App and web page records
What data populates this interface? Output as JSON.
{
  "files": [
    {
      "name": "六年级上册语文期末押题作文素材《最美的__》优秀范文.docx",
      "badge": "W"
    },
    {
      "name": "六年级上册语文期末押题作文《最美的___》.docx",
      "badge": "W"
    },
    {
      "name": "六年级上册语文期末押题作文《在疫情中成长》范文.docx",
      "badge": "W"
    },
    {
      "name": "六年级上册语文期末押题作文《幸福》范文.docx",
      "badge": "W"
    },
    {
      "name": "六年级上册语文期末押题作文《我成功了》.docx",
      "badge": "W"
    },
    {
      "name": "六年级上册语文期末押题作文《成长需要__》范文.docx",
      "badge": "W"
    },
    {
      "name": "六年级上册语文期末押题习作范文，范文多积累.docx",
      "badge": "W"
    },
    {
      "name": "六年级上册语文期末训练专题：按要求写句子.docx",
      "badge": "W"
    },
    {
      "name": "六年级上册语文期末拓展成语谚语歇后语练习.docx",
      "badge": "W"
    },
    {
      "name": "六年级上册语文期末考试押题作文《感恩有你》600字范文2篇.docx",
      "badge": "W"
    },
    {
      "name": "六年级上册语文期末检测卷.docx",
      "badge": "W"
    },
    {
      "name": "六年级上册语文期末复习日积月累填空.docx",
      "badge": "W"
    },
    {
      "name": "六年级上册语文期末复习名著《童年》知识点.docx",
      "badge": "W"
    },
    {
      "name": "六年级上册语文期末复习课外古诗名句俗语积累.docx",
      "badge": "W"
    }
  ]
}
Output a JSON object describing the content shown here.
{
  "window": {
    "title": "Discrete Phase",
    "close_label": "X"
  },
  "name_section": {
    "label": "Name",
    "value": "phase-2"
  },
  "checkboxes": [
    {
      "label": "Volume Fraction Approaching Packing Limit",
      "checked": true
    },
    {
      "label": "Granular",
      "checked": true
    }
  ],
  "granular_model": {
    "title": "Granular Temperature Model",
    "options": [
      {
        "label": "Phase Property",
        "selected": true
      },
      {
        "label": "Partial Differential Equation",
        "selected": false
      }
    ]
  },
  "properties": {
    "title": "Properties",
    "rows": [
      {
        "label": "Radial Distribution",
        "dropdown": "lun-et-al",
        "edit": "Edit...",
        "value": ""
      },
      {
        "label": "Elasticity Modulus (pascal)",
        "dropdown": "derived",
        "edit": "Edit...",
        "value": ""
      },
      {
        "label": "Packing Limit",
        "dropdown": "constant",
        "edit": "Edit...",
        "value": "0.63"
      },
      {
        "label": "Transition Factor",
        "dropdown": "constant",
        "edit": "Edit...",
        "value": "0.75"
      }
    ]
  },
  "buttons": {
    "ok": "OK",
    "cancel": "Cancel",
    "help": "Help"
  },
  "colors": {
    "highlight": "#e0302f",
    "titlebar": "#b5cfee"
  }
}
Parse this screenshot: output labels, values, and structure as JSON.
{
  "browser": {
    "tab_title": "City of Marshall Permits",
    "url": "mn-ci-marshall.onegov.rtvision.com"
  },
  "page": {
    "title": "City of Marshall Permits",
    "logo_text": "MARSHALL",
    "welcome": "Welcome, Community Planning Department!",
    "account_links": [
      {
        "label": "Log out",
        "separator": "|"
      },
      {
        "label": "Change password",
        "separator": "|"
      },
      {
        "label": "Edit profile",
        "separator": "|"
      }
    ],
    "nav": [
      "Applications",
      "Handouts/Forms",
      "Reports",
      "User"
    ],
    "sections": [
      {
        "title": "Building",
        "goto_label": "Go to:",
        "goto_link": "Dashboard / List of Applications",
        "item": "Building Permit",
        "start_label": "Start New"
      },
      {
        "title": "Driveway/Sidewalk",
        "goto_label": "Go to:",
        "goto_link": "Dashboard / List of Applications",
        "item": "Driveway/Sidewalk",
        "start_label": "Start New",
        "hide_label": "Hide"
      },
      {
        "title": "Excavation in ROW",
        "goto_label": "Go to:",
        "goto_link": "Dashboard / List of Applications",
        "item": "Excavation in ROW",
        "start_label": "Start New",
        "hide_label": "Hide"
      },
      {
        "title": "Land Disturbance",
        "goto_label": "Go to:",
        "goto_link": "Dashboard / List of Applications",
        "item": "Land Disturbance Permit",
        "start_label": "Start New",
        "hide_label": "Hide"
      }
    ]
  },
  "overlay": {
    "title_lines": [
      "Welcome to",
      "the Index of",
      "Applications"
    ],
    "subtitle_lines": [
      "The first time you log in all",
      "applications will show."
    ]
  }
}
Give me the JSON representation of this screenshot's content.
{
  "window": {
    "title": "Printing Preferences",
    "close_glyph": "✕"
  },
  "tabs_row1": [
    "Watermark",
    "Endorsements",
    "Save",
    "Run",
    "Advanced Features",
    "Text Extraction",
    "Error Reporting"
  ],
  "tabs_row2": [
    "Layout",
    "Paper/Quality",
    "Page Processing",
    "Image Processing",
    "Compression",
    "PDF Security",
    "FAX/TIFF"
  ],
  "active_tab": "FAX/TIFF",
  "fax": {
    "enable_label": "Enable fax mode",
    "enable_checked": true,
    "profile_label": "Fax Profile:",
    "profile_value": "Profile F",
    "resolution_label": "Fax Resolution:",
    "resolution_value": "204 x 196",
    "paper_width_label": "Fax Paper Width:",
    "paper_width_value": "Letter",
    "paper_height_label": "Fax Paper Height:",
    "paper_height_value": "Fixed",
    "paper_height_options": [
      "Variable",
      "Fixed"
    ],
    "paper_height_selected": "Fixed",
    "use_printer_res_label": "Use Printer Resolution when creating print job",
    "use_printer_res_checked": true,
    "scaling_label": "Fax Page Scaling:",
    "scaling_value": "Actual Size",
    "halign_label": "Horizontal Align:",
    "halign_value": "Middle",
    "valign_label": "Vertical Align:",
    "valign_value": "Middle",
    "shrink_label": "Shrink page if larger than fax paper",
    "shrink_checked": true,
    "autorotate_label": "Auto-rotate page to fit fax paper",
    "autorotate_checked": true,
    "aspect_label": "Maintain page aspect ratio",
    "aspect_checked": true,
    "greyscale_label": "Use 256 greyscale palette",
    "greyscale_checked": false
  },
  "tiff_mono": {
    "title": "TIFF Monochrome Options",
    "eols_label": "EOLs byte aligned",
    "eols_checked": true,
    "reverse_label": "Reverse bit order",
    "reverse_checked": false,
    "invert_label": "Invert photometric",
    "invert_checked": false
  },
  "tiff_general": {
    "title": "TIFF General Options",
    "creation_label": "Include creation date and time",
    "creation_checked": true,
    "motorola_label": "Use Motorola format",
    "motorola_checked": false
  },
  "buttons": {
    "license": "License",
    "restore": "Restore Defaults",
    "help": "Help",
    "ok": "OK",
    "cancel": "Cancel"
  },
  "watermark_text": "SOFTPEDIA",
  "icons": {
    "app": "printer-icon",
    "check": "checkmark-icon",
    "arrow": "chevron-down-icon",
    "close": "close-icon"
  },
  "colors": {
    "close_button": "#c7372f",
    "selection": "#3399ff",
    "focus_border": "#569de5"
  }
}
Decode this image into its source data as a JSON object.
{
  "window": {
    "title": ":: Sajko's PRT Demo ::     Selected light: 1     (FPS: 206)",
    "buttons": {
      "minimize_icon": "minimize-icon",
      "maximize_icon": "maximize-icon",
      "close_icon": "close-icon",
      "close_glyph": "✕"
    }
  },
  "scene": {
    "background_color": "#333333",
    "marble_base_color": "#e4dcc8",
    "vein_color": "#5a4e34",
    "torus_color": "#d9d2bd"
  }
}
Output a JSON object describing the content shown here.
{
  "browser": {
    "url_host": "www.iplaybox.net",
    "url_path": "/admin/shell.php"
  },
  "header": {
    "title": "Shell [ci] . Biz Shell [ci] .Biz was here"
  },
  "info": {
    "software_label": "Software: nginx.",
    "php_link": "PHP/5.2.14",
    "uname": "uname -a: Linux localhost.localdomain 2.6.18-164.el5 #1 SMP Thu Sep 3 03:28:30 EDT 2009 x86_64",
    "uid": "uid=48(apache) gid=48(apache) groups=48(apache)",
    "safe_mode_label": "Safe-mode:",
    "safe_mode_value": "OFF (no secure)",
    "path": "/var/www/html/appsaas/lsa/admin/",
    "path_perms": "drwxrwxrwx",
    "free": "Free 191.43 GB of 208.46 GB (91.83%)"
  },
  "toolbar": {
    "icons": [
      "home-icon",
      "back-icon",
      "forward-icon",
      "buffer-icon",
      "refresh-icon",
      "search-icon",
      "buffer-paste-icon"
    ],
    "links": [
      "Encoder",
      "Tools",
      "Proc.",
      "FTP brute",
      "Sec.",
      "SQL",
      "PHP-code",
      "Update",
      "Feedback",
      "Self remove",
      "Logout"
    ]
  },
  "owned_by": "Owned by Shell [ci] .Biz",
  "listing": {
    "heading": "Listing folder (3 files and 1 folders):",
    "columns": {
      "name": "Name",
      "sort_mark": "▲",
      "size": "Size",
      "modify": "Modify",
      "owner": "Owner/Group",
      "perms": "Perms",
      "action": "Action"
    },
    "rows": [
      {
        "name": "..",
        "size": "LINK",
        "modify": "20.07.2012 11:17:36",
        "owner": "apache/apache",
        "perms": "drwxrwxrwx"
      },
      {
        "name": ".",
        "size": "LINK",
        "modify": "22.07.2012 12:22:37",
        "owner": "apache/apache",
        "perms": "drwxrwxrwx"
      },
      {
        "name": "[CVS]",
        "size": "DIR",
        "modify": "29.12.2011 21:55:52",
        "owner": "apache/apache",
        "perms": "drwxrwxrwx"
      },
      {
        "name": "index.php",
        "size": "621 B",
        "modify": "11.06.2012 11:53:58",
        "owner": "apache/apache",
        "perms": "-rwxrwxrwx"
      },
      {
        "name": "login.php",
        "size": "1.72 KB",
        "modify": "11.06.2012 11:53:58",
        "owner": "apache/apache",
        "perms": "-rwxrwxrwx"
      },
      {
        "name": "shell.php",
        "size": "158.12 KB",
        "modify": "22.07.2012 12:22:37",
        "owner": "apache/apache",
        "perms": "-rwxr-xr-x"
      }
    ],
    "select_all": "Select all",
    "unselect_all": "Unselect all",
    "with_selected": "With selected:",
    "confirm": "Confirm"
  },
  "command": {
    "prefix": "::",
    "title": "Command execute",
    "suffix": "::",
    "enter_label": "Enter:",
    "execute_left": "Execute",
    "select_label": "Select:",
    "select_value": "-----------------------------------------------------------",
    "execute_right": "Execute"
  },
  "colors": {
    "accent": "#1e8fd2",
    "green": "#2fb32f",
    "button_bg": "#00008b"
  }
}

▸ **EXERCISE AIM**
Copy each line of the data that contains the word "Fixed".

▸ **TASK ANSWER**
    "paper_height_value": "Fixed",
      "Fixed"
    "paper_height_selected": "Fixed",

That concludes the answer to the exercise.